→ Prompt
Across all lines of the entries, tally those with the word "JSON" in them. The reply is the tally, by itself.

→ Dataset
Content starts

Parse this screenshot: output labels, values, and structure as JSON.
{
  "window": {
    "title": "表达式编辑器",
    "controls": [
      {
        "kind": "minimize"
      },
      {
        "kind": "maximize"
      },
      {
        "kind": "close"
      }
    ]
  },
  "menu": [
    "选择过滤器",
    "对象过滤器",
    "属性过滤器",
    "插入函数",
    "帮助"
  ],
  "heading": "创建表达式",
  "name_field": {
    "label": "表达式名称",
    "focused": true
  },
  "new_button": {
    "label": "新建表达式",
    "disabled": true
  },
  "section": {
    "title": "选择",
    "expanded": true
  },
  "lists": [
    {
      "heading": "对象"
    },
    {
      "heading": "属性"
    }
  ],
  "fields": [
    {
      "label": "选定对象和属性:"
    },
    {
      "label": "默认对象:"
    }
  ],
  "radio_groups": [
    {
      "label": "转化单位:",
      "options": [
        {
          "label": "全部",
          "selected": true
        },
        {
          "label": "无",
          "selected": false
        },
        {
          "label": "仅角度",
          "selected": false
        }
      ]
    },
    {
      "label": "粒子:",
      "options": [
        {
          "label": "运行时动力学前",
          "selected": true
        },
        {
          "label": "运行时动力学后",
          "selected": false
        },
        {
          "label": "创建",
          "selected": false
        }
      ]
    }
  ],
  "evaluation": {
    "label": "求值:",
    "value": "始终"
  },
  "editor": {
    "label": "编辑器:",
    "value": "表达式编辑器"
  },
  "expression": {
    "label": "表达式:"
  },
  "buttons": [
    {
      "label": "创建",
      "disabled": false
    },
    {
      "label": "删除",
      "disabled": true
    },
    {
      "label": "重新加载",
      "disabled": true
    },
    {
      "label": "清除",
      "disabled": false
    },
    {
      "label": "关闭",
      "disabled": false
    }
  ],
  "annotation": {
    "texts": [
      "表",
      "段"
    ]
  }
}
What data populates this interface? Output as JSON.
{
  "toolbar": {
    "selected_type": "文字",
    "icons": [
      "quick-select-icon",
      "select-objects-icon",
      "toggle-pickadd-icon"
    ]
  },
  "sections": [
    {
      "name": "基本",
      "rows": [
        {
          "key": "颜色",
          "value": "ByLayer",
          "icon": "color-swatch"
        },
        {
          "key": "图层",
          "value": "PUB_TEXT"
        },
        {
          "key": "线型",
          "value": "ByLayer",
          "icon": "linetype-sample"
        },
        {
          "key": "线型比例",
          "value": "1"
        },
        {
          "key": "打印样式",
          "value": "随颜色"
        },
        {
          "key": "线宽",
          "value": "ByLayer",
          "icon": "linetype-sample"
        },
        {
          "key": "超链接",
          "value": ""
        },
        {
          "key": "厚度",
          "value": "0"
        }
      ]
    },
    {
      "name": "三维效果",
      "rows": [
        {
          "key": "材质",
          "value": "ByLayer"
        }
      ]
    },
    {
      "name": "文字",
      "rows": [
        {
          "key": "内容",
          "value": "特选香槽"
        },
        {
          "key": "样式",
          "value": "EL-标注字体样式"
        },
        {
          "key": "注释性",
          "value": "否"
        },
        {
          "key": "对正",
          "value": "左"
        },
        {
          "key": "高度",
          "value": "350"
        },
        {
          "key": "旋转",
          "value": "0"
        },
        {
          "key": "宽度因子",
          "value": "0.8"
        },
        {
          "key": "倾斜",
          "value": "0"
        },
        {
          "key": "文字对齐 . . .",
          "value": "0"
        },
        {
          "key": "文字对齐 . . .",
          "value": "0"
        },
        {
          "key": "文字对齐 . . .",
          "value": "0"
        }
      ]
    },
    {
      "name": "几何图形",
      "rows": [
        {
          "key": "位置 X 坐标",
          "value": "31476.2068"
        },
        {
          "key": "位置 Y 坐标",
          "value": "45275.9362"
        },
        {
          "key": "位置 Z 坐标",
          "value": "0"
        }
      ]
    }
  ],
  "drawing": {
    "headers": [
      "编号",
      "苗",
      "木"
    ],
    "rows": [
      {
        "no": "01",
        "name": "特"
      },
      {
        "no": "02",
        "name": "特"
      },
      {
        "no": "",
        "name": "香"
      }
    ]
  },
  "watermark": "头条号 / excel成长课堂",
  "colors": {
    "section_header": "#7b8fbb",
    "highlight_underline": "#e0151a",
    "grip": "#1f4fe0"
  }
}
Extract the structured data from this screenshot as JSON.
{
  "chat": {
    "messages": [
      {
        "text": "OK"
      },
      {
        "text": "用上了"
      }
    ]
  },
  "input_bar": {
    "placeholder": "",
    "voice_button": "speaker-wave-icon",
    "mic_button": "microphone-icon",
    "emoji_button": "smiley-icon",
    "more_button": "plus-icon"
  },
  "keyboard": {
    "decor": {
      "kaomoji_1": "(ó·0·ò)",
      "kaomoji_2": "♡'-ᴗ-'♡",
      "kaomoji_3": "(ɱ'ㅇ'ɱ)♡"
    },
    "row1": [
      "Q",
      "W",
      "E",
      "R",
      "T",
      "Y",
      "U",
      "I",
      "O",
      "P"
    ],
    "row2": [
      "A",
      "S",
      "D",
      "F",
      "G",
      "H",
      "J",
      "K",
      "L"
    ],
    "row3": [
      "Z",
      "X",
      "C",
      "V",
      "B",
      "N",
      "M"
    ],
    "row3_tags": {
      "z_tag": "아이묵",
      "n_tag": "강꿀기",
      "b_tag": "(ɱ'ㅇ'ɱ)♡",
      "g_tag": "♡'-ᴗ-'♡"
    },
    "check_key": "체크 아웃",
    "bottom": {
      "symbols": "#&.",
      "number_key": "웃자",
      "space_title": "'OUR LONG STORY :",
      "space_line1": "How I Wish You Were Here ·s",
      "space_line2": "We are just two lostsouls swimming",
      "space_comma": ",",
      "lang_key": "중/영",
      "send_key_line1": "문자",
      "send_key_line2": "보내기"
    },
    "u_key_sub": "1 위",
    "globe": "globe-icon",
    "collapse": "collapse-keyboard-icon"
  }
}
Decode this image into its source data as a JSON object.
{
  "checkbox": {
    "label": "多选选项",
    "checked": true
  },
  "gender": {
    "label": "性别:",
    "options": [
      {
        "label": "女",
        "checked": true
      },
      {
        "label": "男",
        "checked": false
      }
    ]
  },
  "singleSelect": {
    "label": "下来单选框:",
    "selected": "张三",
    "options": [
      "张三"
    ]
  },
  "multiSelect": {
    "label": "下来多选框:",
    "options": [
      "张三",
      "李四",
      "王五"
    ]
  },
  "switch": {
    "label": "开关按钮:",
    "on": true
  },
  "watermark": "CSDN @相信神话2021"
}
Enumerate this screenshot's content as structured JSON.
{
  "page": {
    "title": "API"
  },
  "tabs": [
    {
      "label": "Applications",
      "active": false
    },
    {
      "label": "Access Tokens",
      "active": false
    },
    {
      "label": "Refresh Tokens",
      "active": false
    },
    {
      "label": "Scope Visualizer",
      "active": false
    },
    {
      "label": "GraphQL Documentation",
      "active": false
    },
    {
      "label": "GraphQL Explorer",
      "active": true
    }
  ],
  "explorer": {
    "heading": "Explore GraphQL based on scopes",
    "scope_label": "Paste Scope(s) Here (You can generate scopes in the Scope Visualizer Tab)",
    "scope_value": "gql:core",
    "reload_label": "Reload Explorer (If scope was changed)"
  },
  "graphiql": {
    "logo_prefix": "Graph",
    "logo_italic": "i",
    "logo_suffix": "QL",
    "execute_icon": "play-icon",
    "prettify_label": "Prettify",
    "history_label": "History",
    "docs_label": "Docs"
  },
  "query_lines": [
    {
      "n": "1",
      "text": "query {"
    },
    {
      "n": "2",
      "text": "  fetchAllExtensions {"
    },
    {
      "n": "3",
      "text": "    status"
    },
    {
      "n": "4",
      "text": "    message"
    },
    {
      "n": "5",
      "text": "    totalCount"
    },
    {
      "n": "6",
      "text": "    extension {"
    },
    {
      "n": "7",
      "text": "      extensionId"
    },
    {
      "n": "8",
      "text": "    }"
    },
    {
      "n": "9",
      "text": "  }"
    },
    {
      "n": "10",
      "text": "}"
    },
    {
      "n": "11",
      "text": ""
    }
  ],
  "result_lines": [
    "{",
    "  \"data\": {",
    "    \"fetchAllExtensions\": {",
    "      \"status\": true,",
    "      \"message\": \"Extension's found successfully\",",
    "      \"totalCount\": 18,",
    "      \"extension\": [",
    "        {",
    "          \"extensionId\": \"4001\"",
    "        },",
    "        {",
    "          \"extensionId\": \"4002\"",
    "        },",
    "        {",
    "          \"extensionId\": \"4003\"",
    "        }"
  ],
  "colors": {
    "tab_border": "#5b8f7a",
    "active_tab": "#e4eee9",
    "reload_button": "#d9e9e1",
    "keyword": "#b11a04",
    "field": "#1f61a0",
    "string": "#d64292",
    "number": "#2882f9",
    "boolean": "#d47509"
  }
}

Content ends

→ Response to this exercise
5